Advocate for the disabled working for inclusive world
There's a saying in the disability community: "Nothing about us without us."
"It means I'm included in this picture," said Claudia Hollis, branch manager of the FREED Center for Independent Living in Marysville.
Hearing-impaired since she was born, Hollis, who was nominated for a Spirit of Freedom award in the One Nation category by Jackie Sillman, knows how it feels to be perceived as different and left out.
She was not diagnosed with her disability until she was in the second grade, and before that, no one could explain why she was unresponsive and had a lack of balance. She remembers the humiliation of being laughed at by classmates in the first grade because she could not jump rope.
"I can clearly relate to being excluded," said Hollis, who was born and raised in Idyllwild, a small town in Southern California.
That next year, she was given a hearing aid, which made all the difference in the world. She calls it her "defining moment" when she was finally able to hear the rope on the pavement and could play jump rope with her classmates.
She said her disability never deterred her from trying to do what others thought she couldn't do.
"My mother hated that I was always setting myself up for disappointment, but I never had any feelings that I couldn't do anything," Hollis said.
In the eighth grade, she wanted to play clarinet in the school band, and she did, even though she was told she'd be tone-deaf. In high school, she did drama and acted in plays even though she was challenged with a speech impediment. In college, she even got involved in speech competition.
"I guess I learned at an early age to advocate for myself," said Hollis. "It was all because of that pressure of trying to keep up, to do it and to say it could be done. The pressure was my best motivator."
Today, as an advocate for the disabled, Hollis, 55, wants to motivate others to see past the disabilities so that everyone can live in a more inclusive world.
"So much of what we do is often after the fact," she said. "When someone says 'I can't get through the door,' then we put in the wider doorway. Our services should be more inclusive. Everything we do in life, every building we build, we should take a step back and say, 'How can we make it more accessible?' "
When the world becomes accessible to the disabled, she said, not only are they less of a burden, but they can work, pay taxes and become an independent, responsible citizen.
"So everyone stands to benefit," she said.
Appeal-Democrat reporter Ching Lee can be reached at 749-4724. You may e-mail her at firstname.lastname@example.org.

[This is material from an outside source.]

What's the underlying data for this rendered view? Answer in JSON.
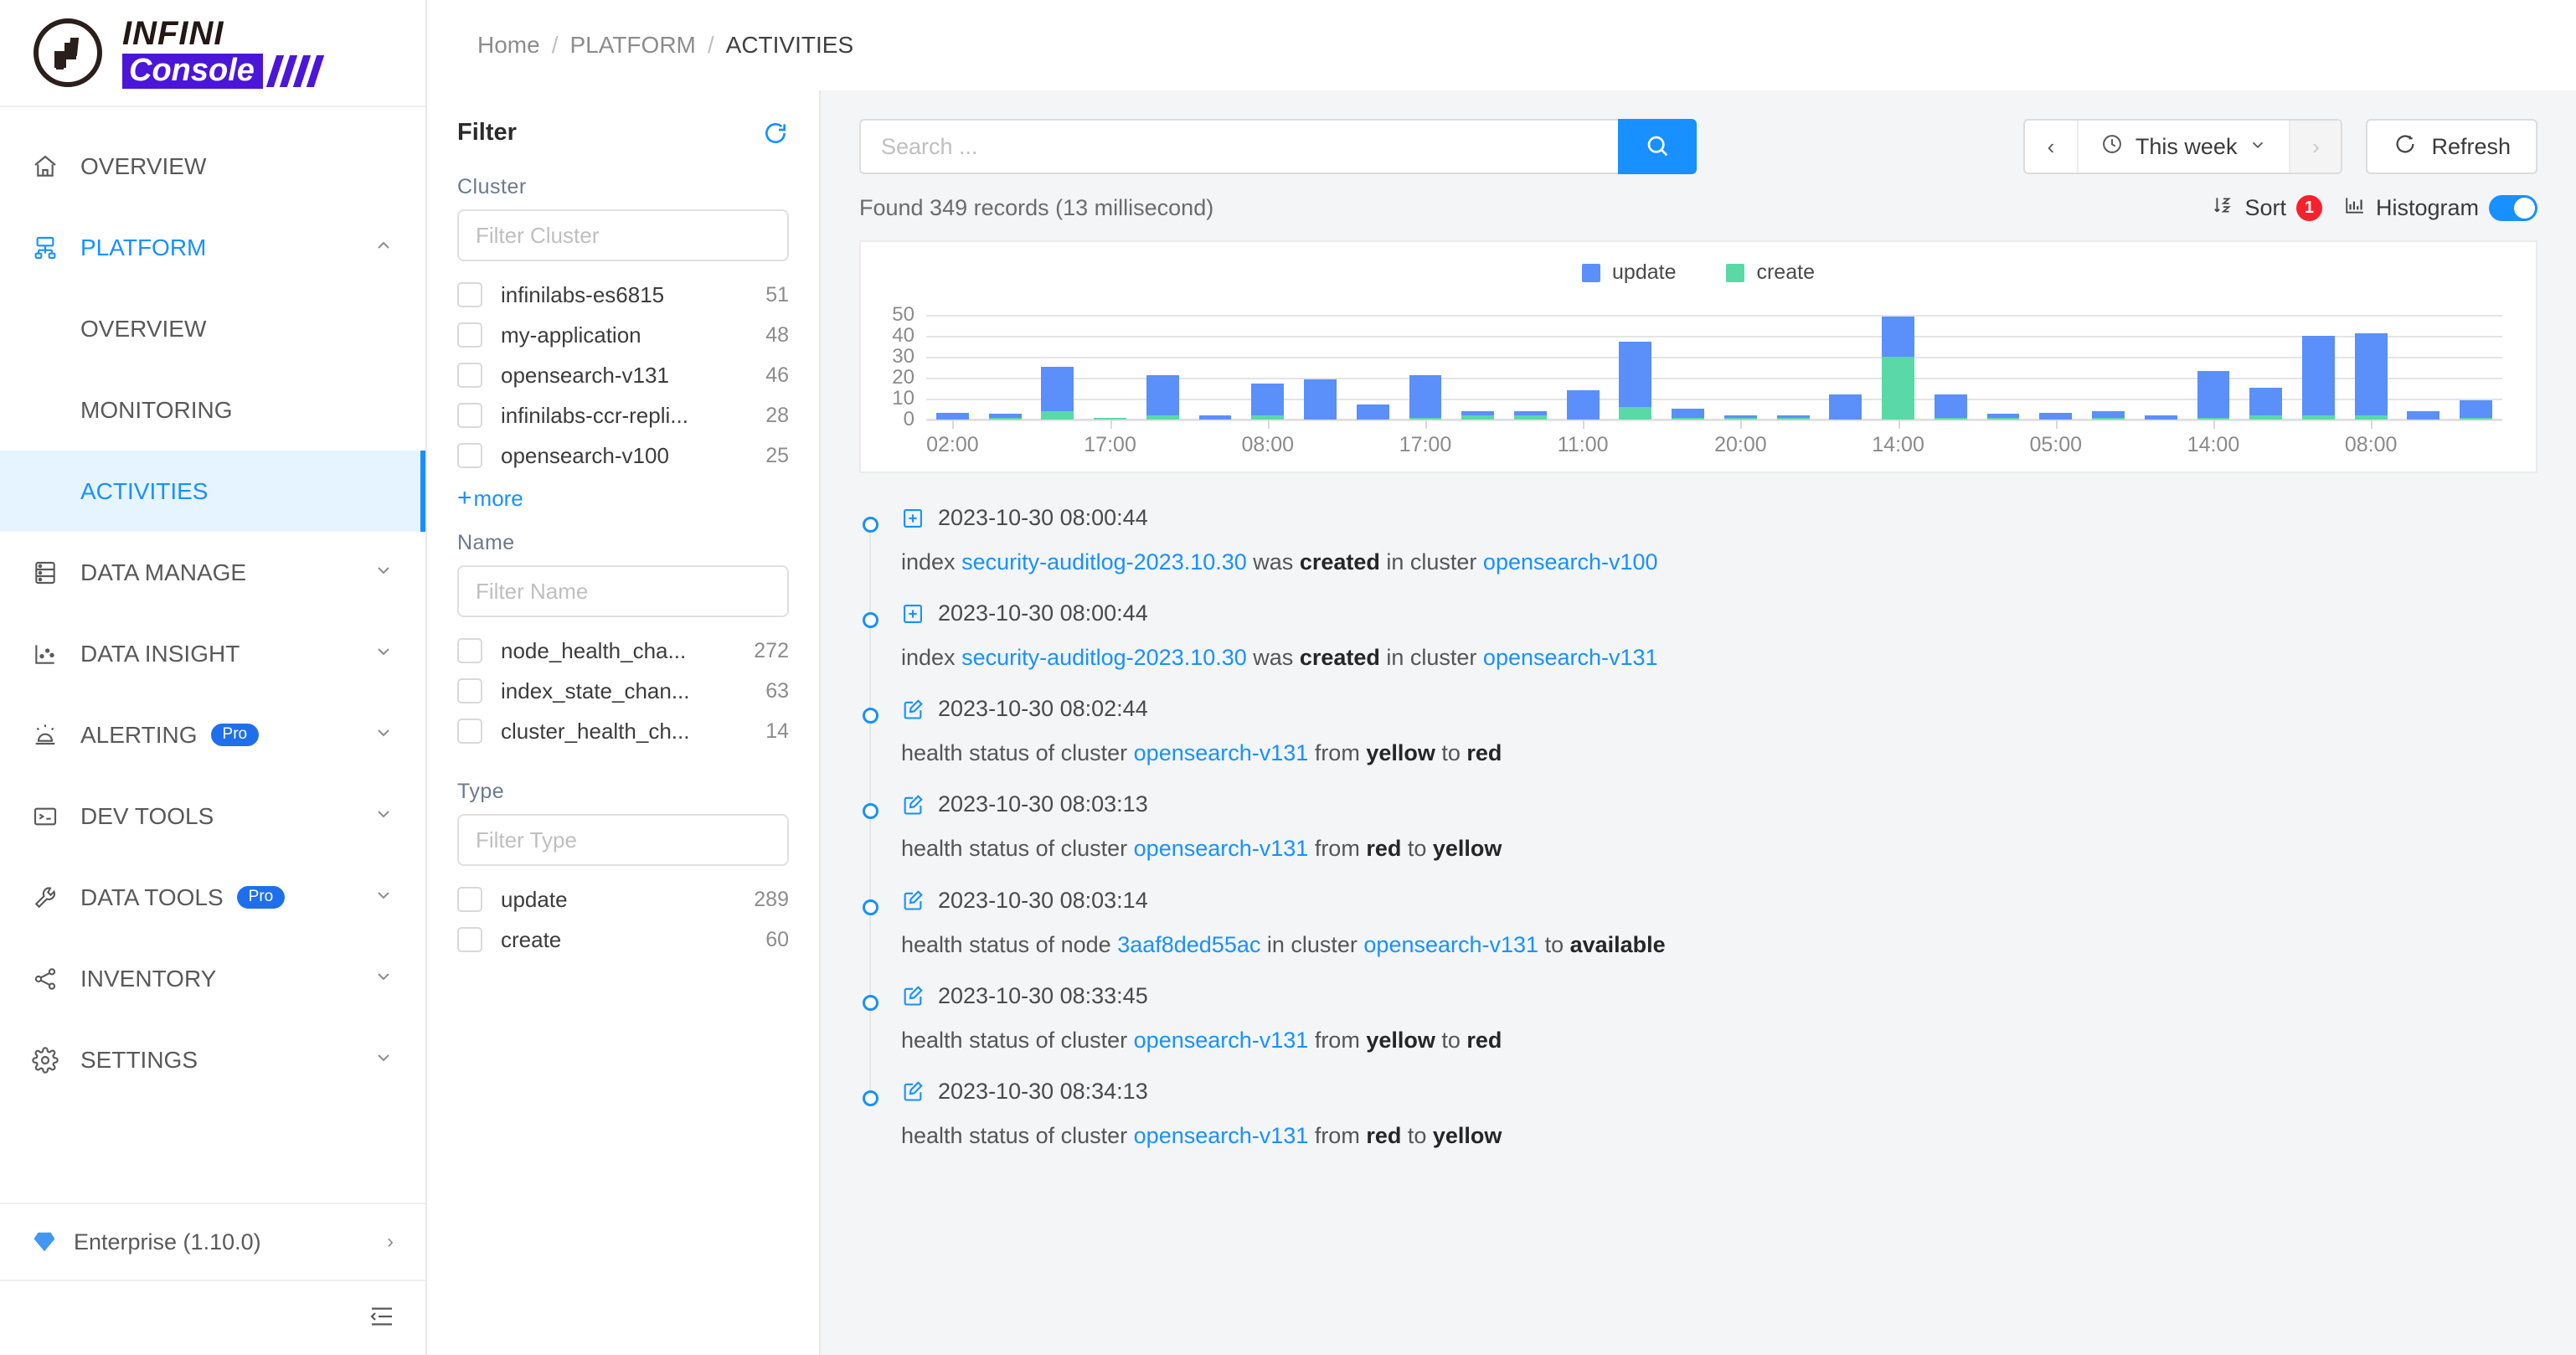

Nominated by: Jackie Sillman
"She is a passionate advocate for the disabled in our community." in her letter nominating Claudia Hollis for a Spirit of Freedom award in the One Nation category